## Exercise brief
Show all lines from the listing below that contain "الدخول".

--------

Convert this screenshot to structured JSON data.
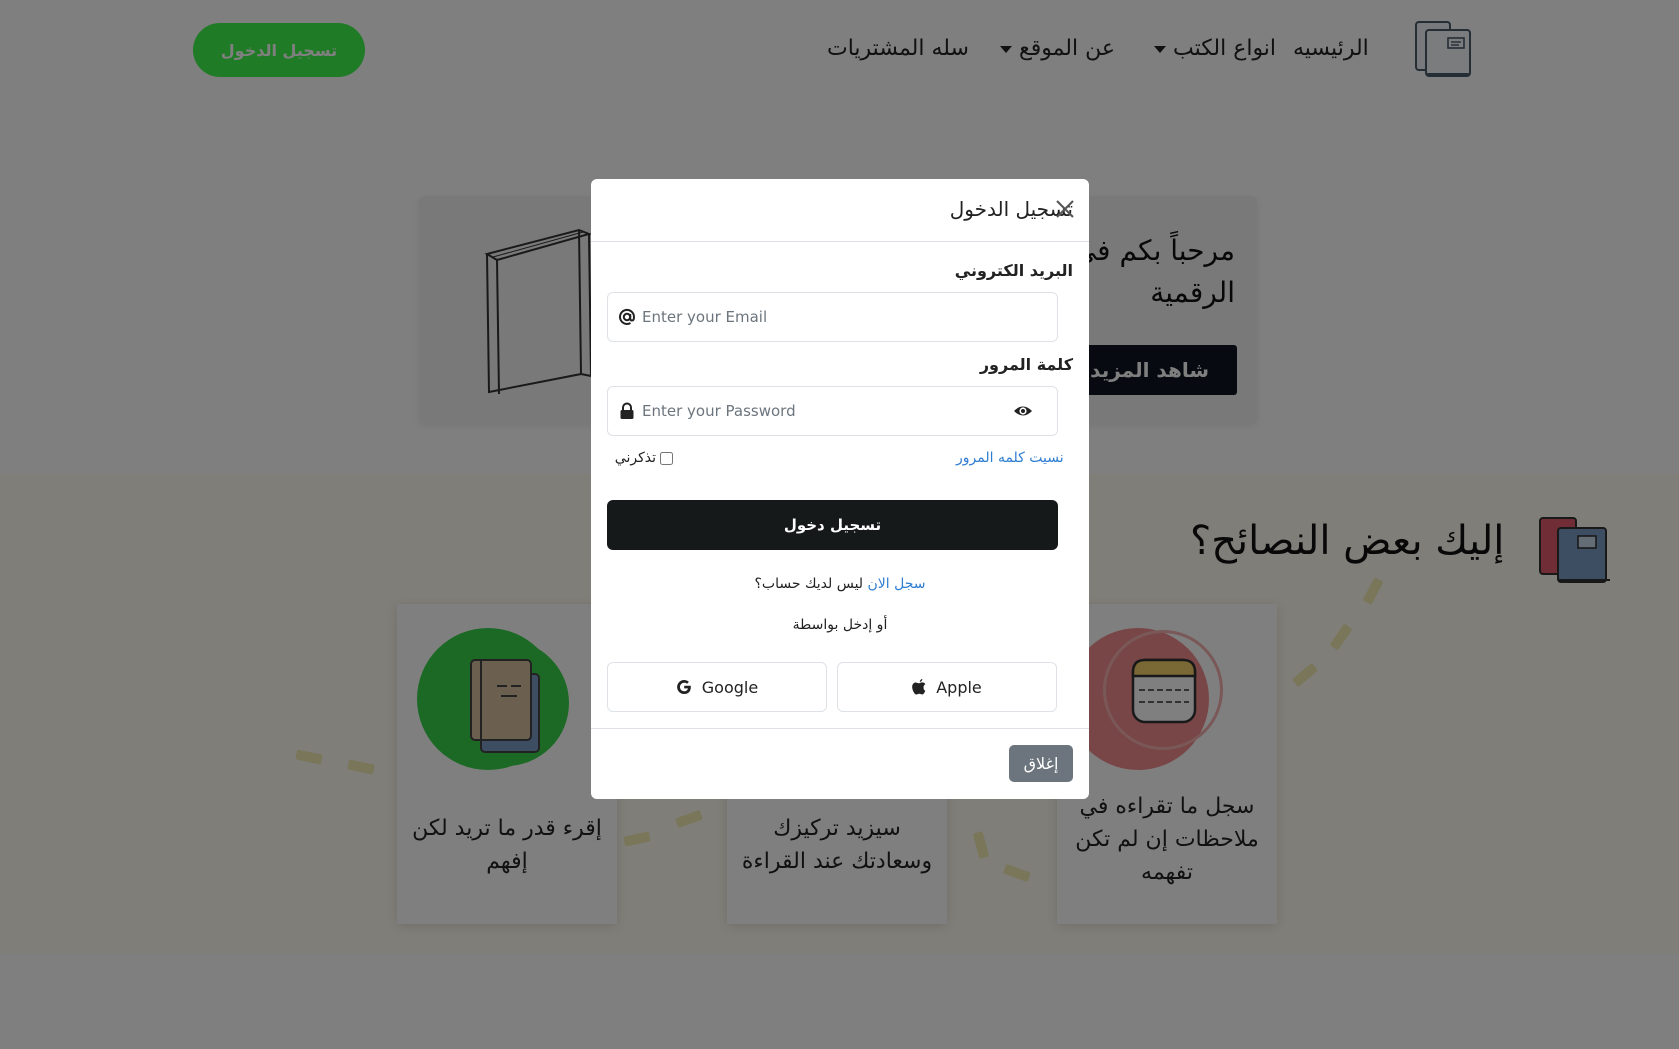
{
  "nav": {
    "items": [
      {
        "label": "الرئيسيه"
      },
      {
        "label": "انواع الكتب"
      },
      {
        "label": "عن الموقع"
      },
      {
        "label": "سله المشتريات"
      }
    ],
    "login_button": "تسجيل الدخول",
    "accent_color": "#3ff74a"
  },
  "hero": {
    "title": "مرحباً بكم في الرقمية",
    "button": "شاهد المزيد"
  },
  "tips": {
    "title": "إليك بعض النصائح؟",
    "cards": [
      {
        "text": "إقرء قدر ما تريد لكن إفهم",
        "icon": "notebook-icon"
      },
      {
        "text": "سيزيد تركيزك وسعادتك عند القراءة",
        "icon": "book-icon"
      },
      {
        "text": "سجل ما تقراءه في ملاحظات إن لم تكن تفهمه",
        "icon": "notes-icon"
      }
    ]
  },
  "modal": {
    "title": "تسجيل الدخول",
    "email_label": "البريد الكتروني",
    "email_placeholder": "Enter your Email",
    "password_label": "كلمة المرور",
    "password_placeholder": "Enter your Password",
    "remember_label": "تذكرني",
    "forgot_link": "نسيت كلمه المرور",
    "submit_button": "تسجيل دخول",
    "no_account_text": "ليس لديك حساب؟",
    "register_link": "سجل الان",
    "or_text": "أو إدخل بواسطة",
    "apple_button": "Apple",
    "google_button": "Google",
    "close_button": "إغلاق"
  }
}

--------

## Answer box
    "login_button": "تسجيل الدخول",
    "title": "تسجيل الدخول",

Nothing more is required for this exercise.